One big attraction for the foreigner to Thailand and Southeast Asia is the price. Once you’ve paid the pretty penny, krown or baht to get here, lodging, transportation and food options abound, coming at all different prices, which can make this part of the world particularly appealing for the budget traveler. A nice hotel for $30/night and a filling lunch on the street for $1 can indeed bring a smile to the traveler’s face.

Growing up in Los Angeles, I’ve learned that I fare better in cooler environments that aren’t so conducive to the unappealing aspects of the world’s largest cities such as traffic, pollution, endless concrete, over-urbanized population and the economic disparity between street sellers, labor and executives. Bangkok is the epitome of this type of mega-city. Many people thrive off of this, would be refreshed (especially this time of year in the middle of winter) with the incessant heat and humidity, usually between 90 and 100 degrees Farenheit and can manage through these disadvantages of large cities. I can’t quite get past it myself and, well, can often be caught daydreaming about the Swiss Alps or the rolling meadows of Sweden when I’m in my tuk-tuk traffic jam sucking on fumes.

Bangkok can work for you, but you must be prepared mentally for this type of city.

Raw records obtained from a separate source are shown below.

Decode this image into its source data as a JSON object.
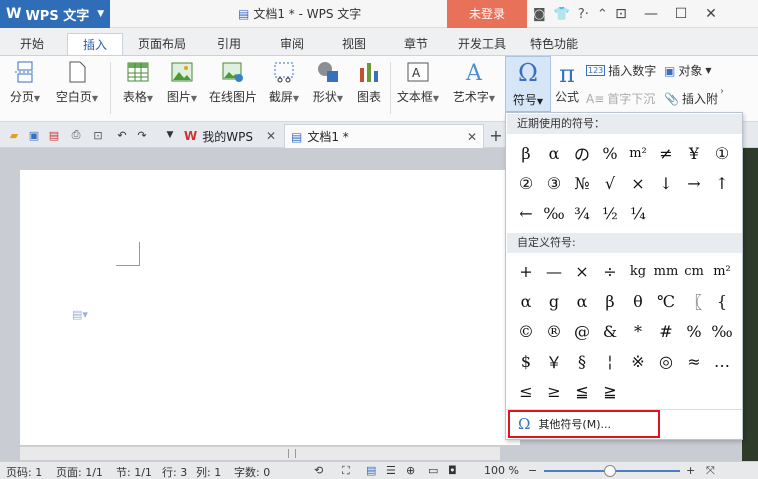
{
  "app": {
    "name": "WPS 文字",
    "doc_title": "文档1 * - WPS 文字",
    "login": "未登录"
  },
  "tabs": [
    "开始",
    "插入",
    "页面布局",
    "引用",
    "审阅",
    "视图",
    "章节",
    "开发工具",
    "特色功能"
  ],
  "active_tab": "插入",
  "ribbon": {
    "page_break": "分页",
    "blank_page": "空白页",
    "table": "表格",
    "picture": "图片",
    "online_picture": "在线图片",
    "screenshot": "截屏",
    "shape": "形状",
    "chart": "图表",
    "textbox": "文本框",
    "wordart": "艺术字",
    "symbol": "符号",
    "formula": "公式",
    "insert_number": "插入数字",
    "object": "对象",
    "drop_cap": "首字下沉",
    "insert_attach": "插入附"
  },
  "doc_tabs": {
    "my_wps": "我的WPS",
    "doc1": "文档1 *"
  },
  "dropdown": {
    "recent_header": "近期使用的符号：",
    "recent": [
      "β",
      "α",
      "の",
      "%",
      "m²",
      "≠",
      "¥",
      "①",
      "②",
      "③",
      "№",
      "√",
      "×",
      "↓",
      "→",
      "↑",
      "←",
      "‰",
      "¾",
      "½",
      "¼"
    ],
    "custom_header": "自定义符号:",
    "custom": [
      "+",
      "—",
      "×",
      "÷",
      "kg",
      "mm",
      "cm",
      "m²",
      "α",
      "g",
      "α",
      "β",
      "θ",
      "℃",
      "〖",
      "{",
      "©",
      "®",
      "@",
      "&",
      "*",
      "#",
      "%",
      "‰",
      "$",
      "￥",
      "§",
      "¦",
      "※",
      "◎",
      "≈",
      "…",
      "≤",
      "≥",
      "≦",
      "≧"
    ],
    "more": "其他符号(M)..."
  },
  "status": {
    "page": "页码: 1",
    "pages": "页面: 1/1",
    "section": "节: 1/1",
    "row": "行: 3",
    "col": "列: 1",
    "words": "字数: 0",
    "zoom": "100 %"
  }
}
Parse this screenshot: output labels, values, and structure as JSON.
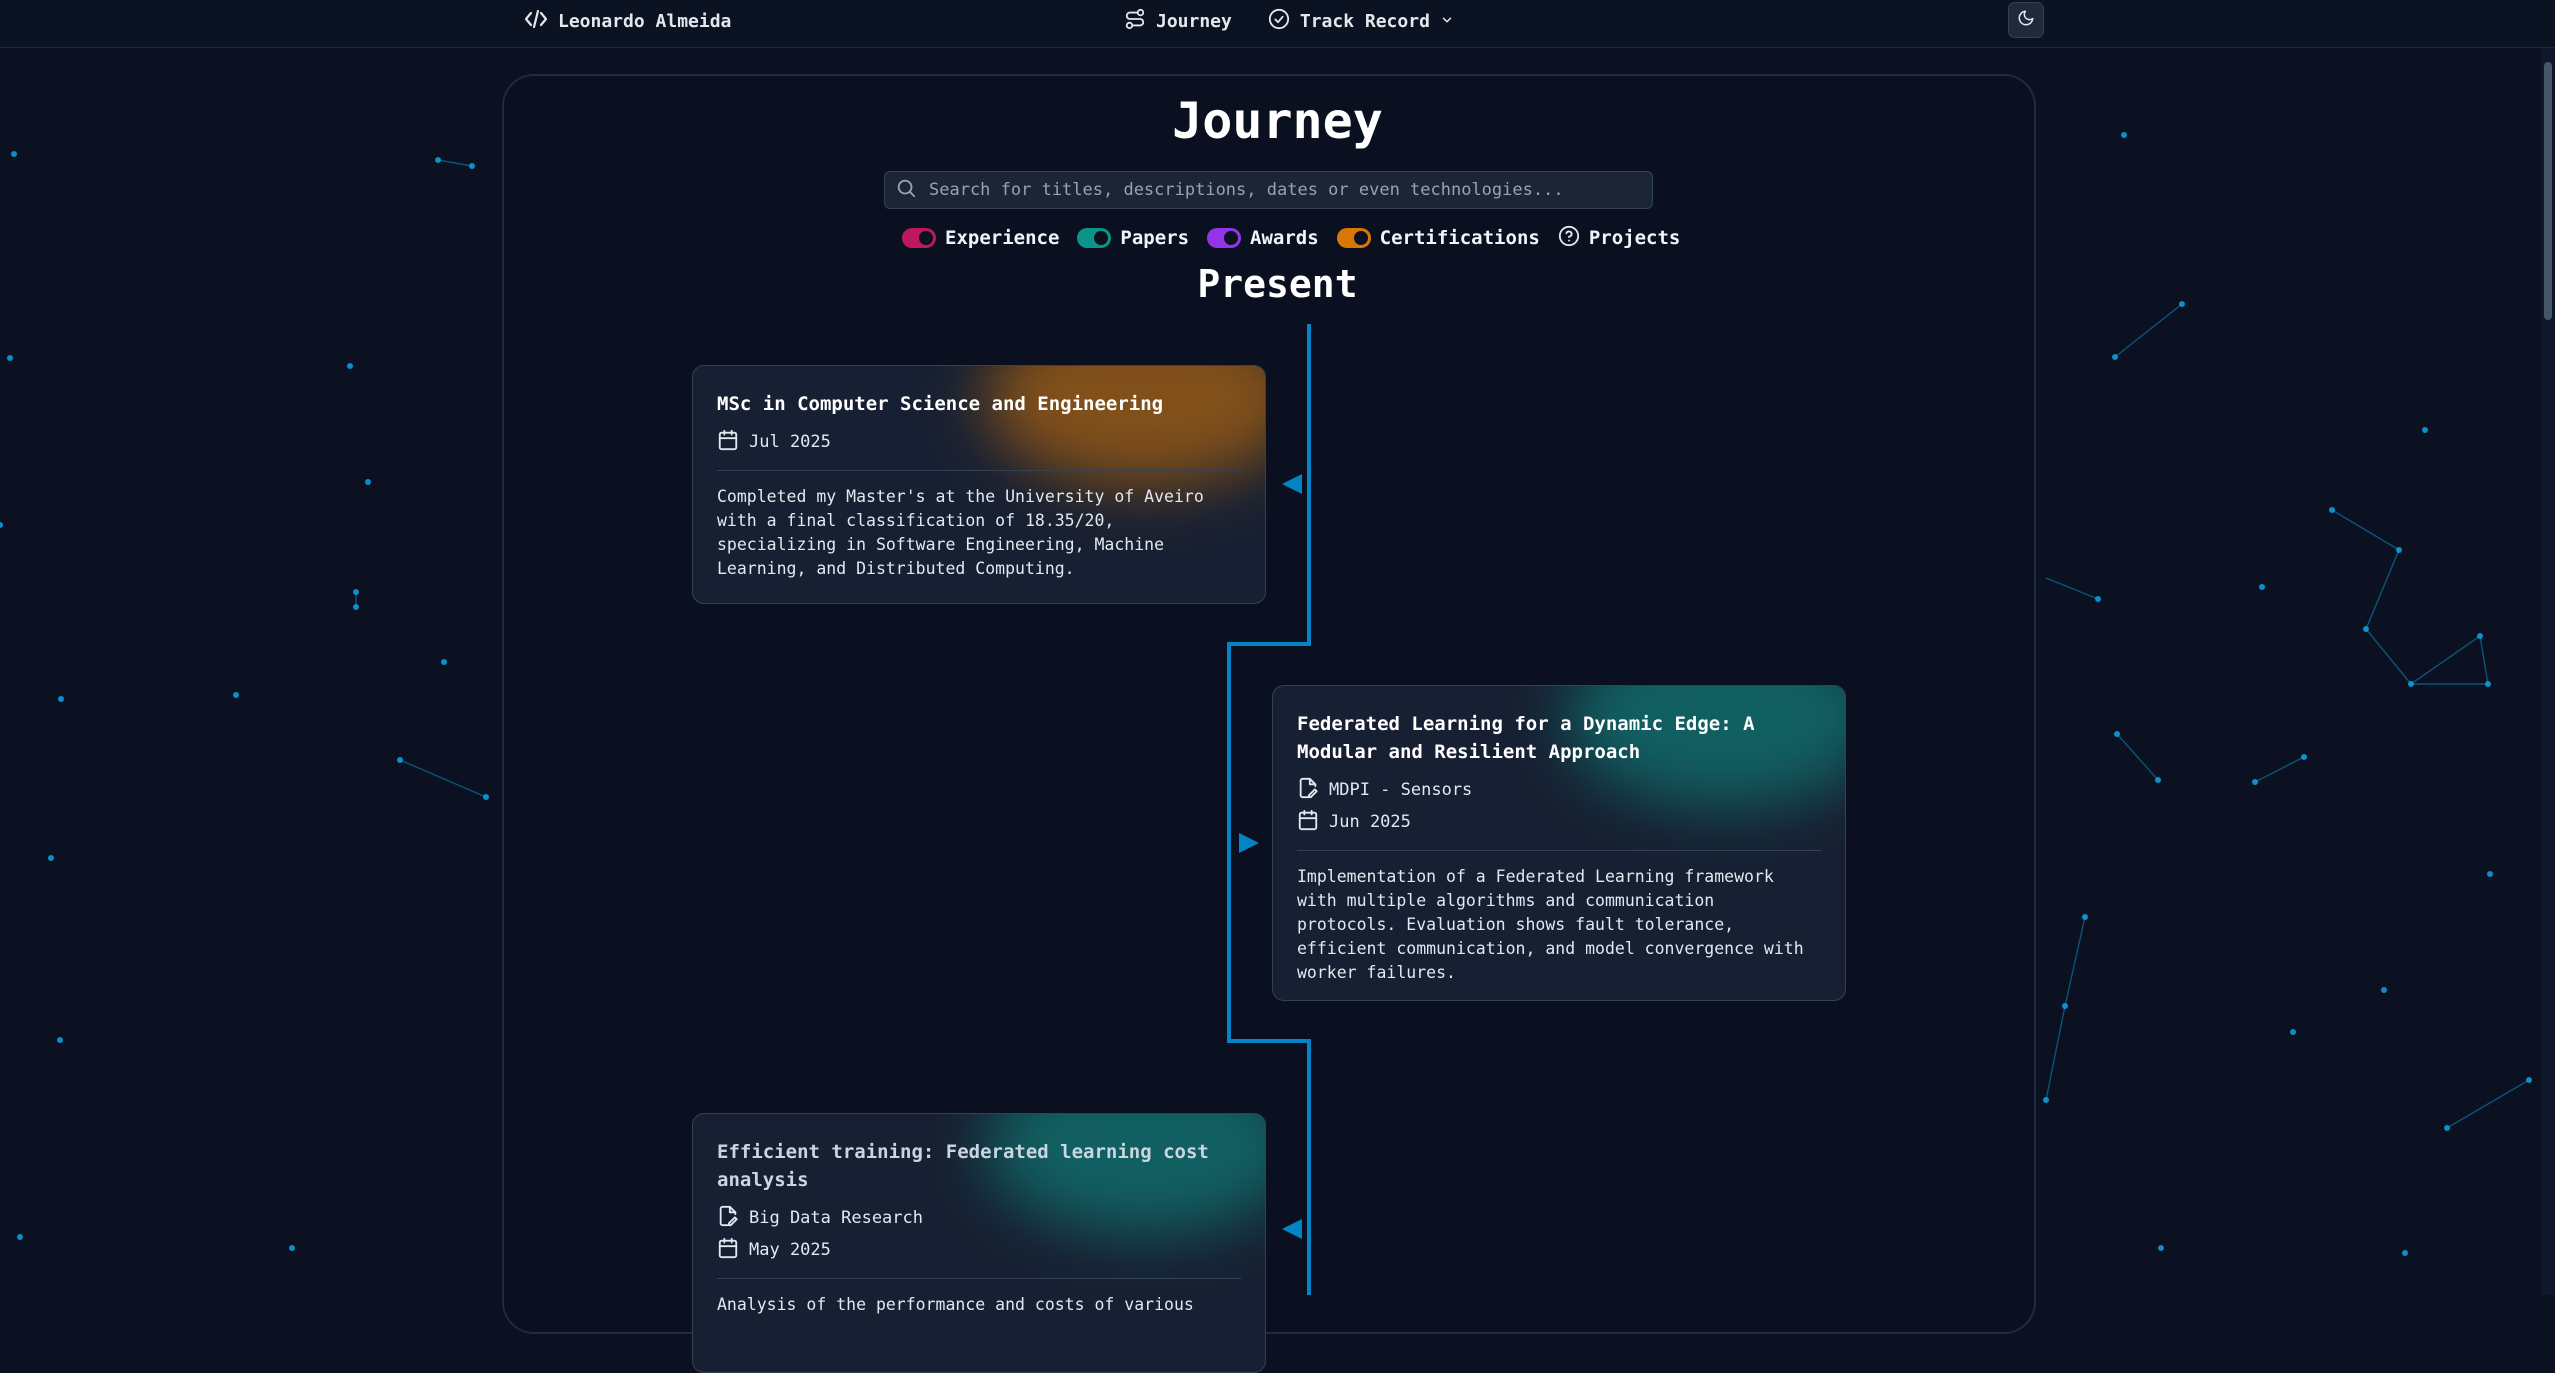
{
  "nav": {
    "brand": "Leonardo Almeida",
    "journey": "Journey",
    "track_record": "Track Record"
  },
  "page": {
    "title": "Journey",
    "search_placeholder": "Search for titles, descriptions, dates or even technologies...",
    "section_label": "Present"
  },
  "filters": [
    {
      "label": "Experience",
      "color": "#be185d",
      "type": "toggle",
      "on": true
    },
    {
      "label": "Papers",
      "color": "#0d9488",
      "type": "toggle",
      "on": true
    },
    {
      "label": "Awards",
      "color": "#9333ea",
      "type": "toggle",
      "on": true
    },
    {
      "label": "Certifications",
      "color": "#d97706",
      "type": "toggle",
      "on": true
    },
    {
      "label": "Projects",
      "type": "help-icon"
    }
  ],
  "timeline": {
    "accent": "#0284c7",
    "items": [
      {
        "title": "MSc in Computer Science and Engineering",
        "date": "Jul 2025",
        "description": "Completed my Master's at the University of Aveiro with a final classification of 18.35/20, specializing in Software Engineering, Machine Learning, and Distributed Computing.",
        "glow": "#d97706"
      },
      {
        "title": "Federated Learning for a Dynamic Edge: A Modular and Resilient Approach",
        "venue": "MDPI - Sensors",
        "date": "Jun 2025",
        "description": "Implementation of a Federated Learning framework with multiple algorithms and communication protocols. Evaluation shows fault tolerance, efficient communication, and model convergence with worker failures.",
        "glow": "#0d9488"
      },
      {
        "title": "Efficient training: Federated learning cost analysis",
        "venue": "Big Data Research",
        "date": "May 2025",
        "description": "Analysis of the performance and costs of various",
        "glow": "#0d9488"
      }
    ]
  },
  "colors": {
    "background": "#0b1120",
    "particles": "#0ea5e9"
  }
}
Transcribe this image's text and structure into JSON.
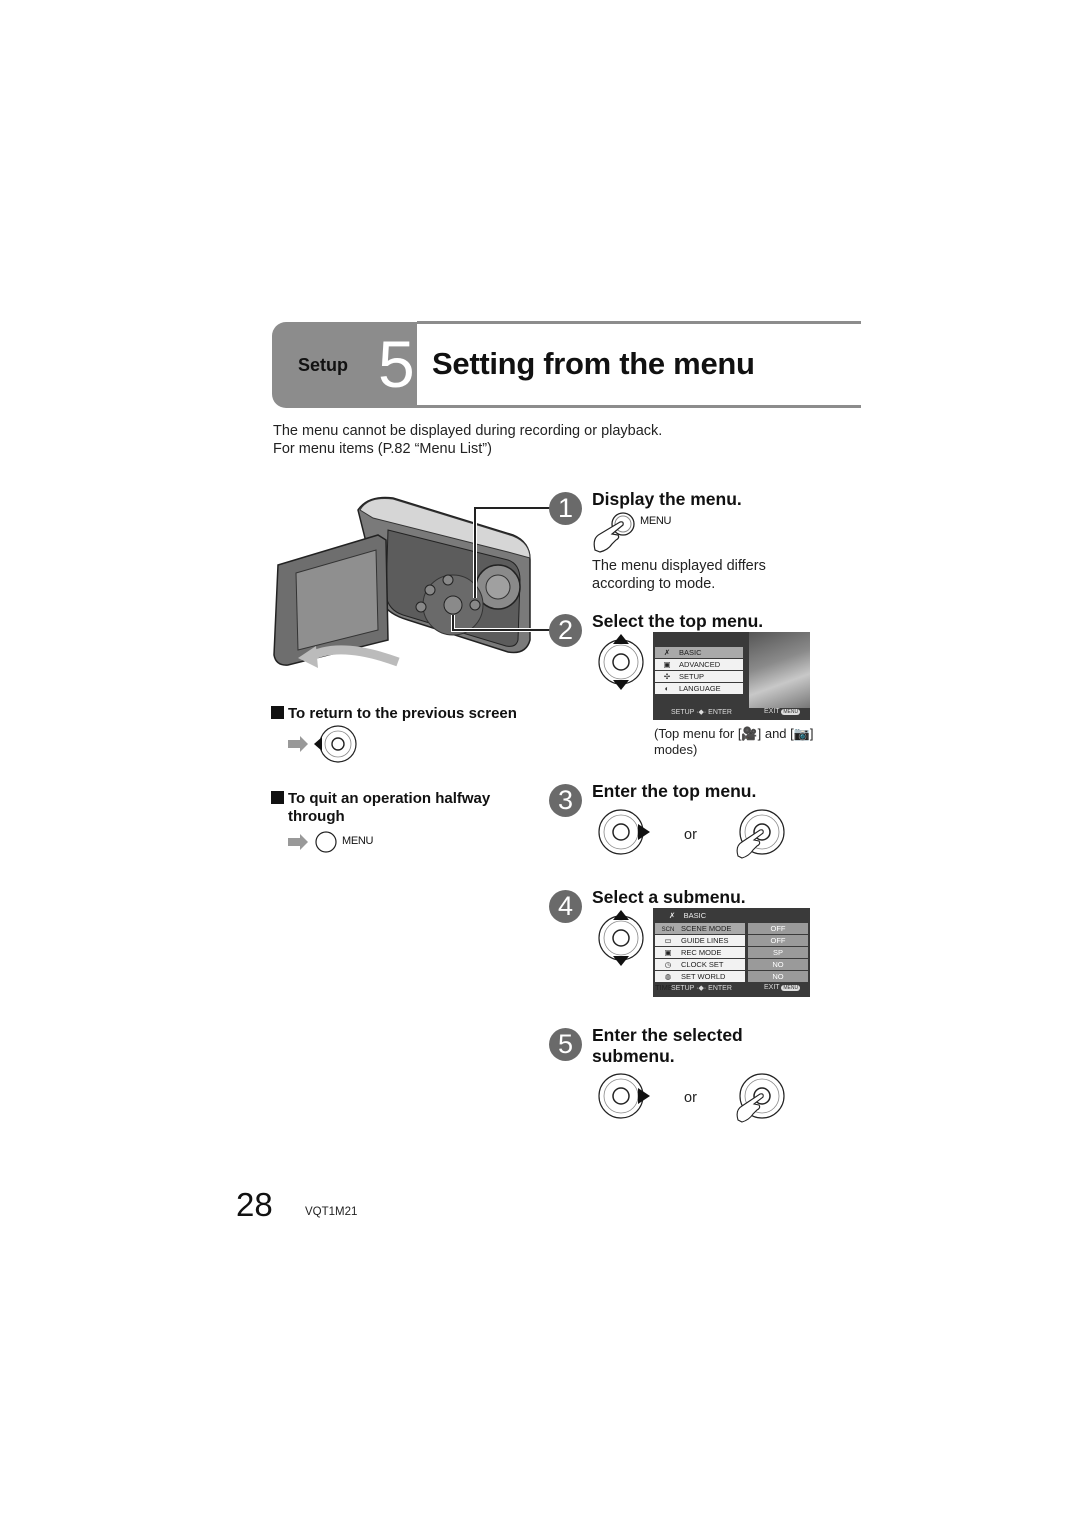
{
  "header": {
    "section_label": "Setup",
    "section_number": "5",
    "title": "Setting from the menu"
  },
  "intro": {
    "line1": "The menu cannot be displayed during recording or playback.",
    "line2": "For menu items (P.82 “Menu List”)"
  },
  "steps": [
    {
      "number": "1",
      "title": "Display the menu.",
      "button_label": "MENU",
      "note_line1": "The menu displayed differs",
      "note_line2": "according to mode."
    },
    {
      "number": "2",
      "title": "Select the top menu.",
      "screen": {
        "items": [
          "BASIC",
          "ADVANCED",
          "SETUP",
          "LANGUAGE"
        ],
        "selected": "BASIC",
        "footer_left": "SETUP ·◆· ENTER",
        "footer_right": "EXIT",
        "footer_badge": "MENU"
      },
      "caption_line1": "(Top menu for [🎥] and [📷]",
      "caption_line2": "modes)"
    },
    {
      "number": "3",
      "title": "Enter the top menu.",
      "or_label": "or"
    },
    {
      "number": "4",
      "title": "Select a submenu.",
      "screen": {
        "header": "BASIC",
        "rows": [
          {
            "icon": "SCN",
            "label": "SCENE MODE",
            "value": "OFF"
          },
          {
            "icon": "▭",
            "label": "GUIDE LINES",
            "value": "OFF"
          },
          {
            "icon": "▣",
            "label": "REC MODE",
            "value": "SP"
          },
          {
            "icon": "◷",
            "label": "CLOCK SET",
            "value": "NO"
          },
          {
            "icon": "◍",
            "label": "SET WORLD TIME",
            "value": "NO"
          }
        ],
        "selected": "SCENE MODE",
        "footer_left": "SETUP ·◆· ENTER",
        "footer_right": "EXIT",
        "footer_badge": "MENU"
      }
    },
    {
      "number": "5",
      "title_line1": "Enter the selected",
      "title_line2": "submenu.",
      "or_label": "or"
    }
  ],
  "tips": {
    "return_heading": "To return to the previous screen",
    "quit_heading_line1": "To quit an operation halfway",
    "quit_heading_line2": "through",
    "quit_button_label": "MENU"
  },
  "footer": {
    "page_number": "28",
    "model_code": "VQT1M21"
  }
}
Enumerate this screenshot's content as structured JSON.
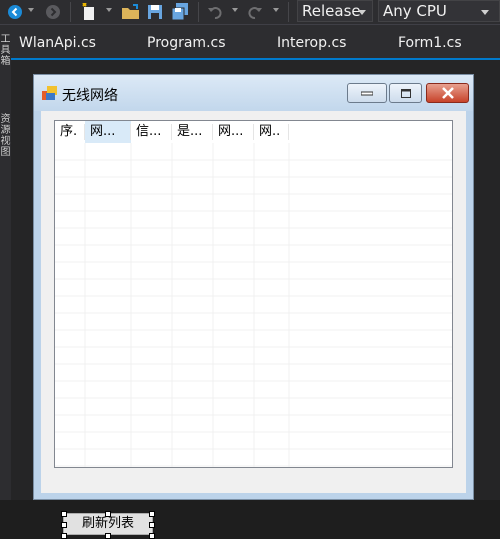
{
  "toolbar": {
    "icons": [
      "back-icon",
      "forward-icon",
      "new-item-icon",
      "open-folder-icon",
      "save-icon",
      "save-all-icon",
      "undo-icon",
      "redo-icon"
    ],
    "configuration": "Release",
    "platform": "Any CPU"
  },
  "side_panel": {
    "tabs": [
      "工具箱",
      "资源视图"
    ]
  },
  "document_tabs": [
    "WlanApi.cs",
    "Program.cs",
    "Interop.cs",
    "Form1.cs"
  ],
  "form": {
    "title": "无线网络",
    "list_columns": [
      "序.",
      "网...",
      "信...",
      "是...",
      "网...",
      "网.."
    ],
    "refresh_button": "刷新列表"
  },
  "colors": {
    "vs_background": "#1e1e1e",
    "vs_toolbar": "#2d2d30",
    "accent": "#007acc",
    "selected_column": "#d9eaf8",
    "close_button": "#c7432a"
  }
}
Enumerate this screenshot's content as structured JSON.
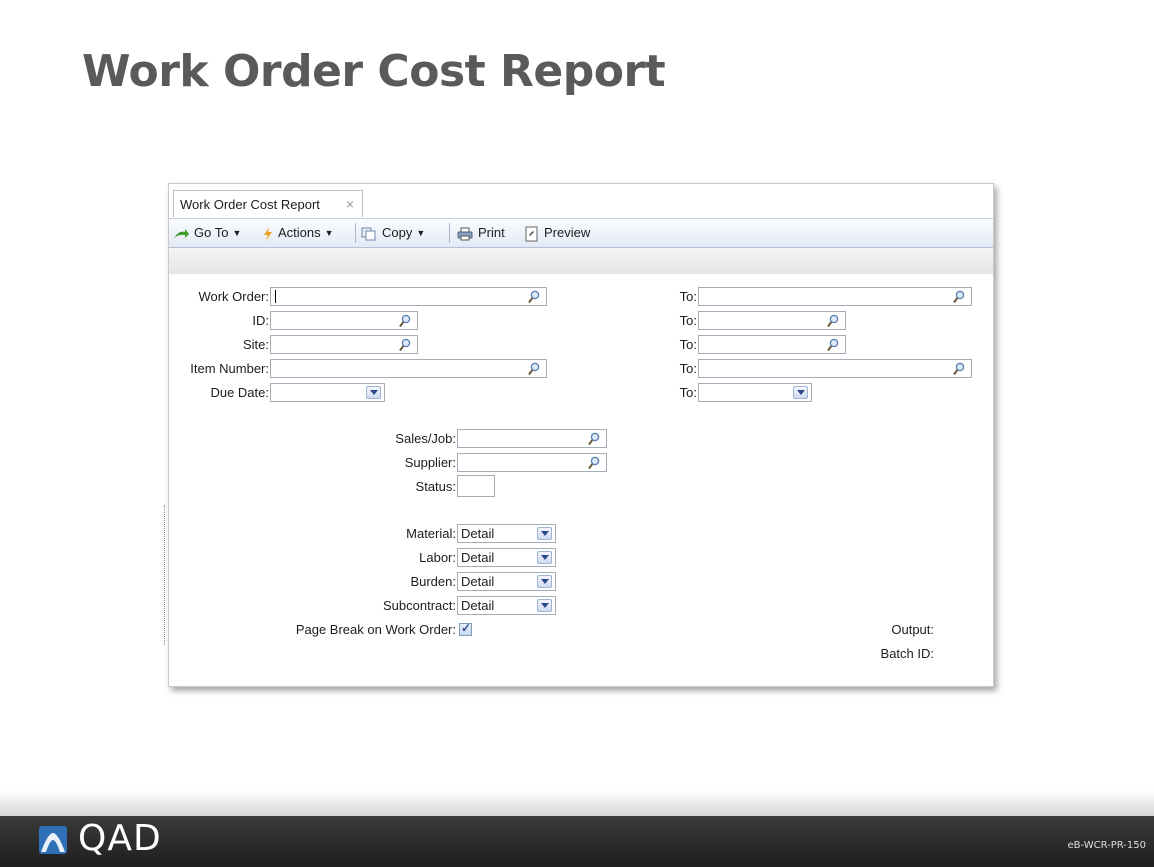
{
  "slide": {
    "title": "Work Order Cost Report",
    "code": "eB-WCR-PR-150",
    "logo": "QAD"
  },
  "window": {
    "tab_label": "Work Order Cost Report",
    "tab_close": "×",
    "toolbar": {
      "goto": "Go To",
      "actions": "Actions",
      "copy": "Copy",
      "print": "Print",
      "preview": "Preview"
    }
  },
  "form": {
    "work_order": {
      "label": "Work Order:",
      "value": "",
      "to_label": "To:",
      "to_value": ""
    },
    "id": {
      "label": "ID:",
      "value": "",
      "to_label": "To:",
      "to_value": ""
    },
    "site": {
      "label": "Site:",
      "value": "",
      "to_label": "To:",
      "to_value": ""
    },
    "item_number": {
      "label": "Item Number:",
      "value": "",
      "to_label": "To:",
      "to_value": ""
    },
    "due_date": {
      "label": "Due Date:",
      "value": "",
      "to_label": "To:",
      "to_value": ""
    },
    "sales_job": {
      "label": "Sales/Job:",
      "value": ""
    },
    "supplier": {
      "label": "Supplier:",
      "value": ""
    },
    "status": {
      "label": "Status:",
      "value": ""
    },
    "material": {
      "label": "Material:",
      "value": "Detail"
    },
    "labor": {
      "label": "Labor:",
      "value": "Detail"
    },
    "burden": {
      "label": "Burden:",
      "value": "Detail"
    },
    "subcontract": {
      "label": "Subcontract:",
      "value": "Detail"
    },
    "page_break": {
      "label": "Page Break on Work Order:",
      "checked": true
    },
    "output": {
      "label": "Output:"
    },
    "batch_id": {
      "label": "Batch ID:"
    }
  }
}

Pictures above:
1. The Democracy Monument, located in the middle of the tourist district of Bangkok, marks the triumphant change from Absolute Monarchy to Constitutional Monarchy which took place in 1932.
2. One of the more popular wats, temples, in Bangkok is the Wat Pho, the Reclining Buddha. This is one of the only pictures that can capture the magnitude of this lazy Buddha, which is practically bursting from the temple.
3. The Chao Praya River is a central part of the Bangkok experience, serving trade and tourism for centuries.
4. China's influence in Asia extends far beyond its borders. The Chinese immigrant population in Siam, old Thailand, and now has created an entire district (not all that different from larger American cities with Chinese or International Districts), which is one of the most popular tourist areas in Bangkok.
5. Sean finishes his latest ride on a tuk-tuk (pass the oxygen).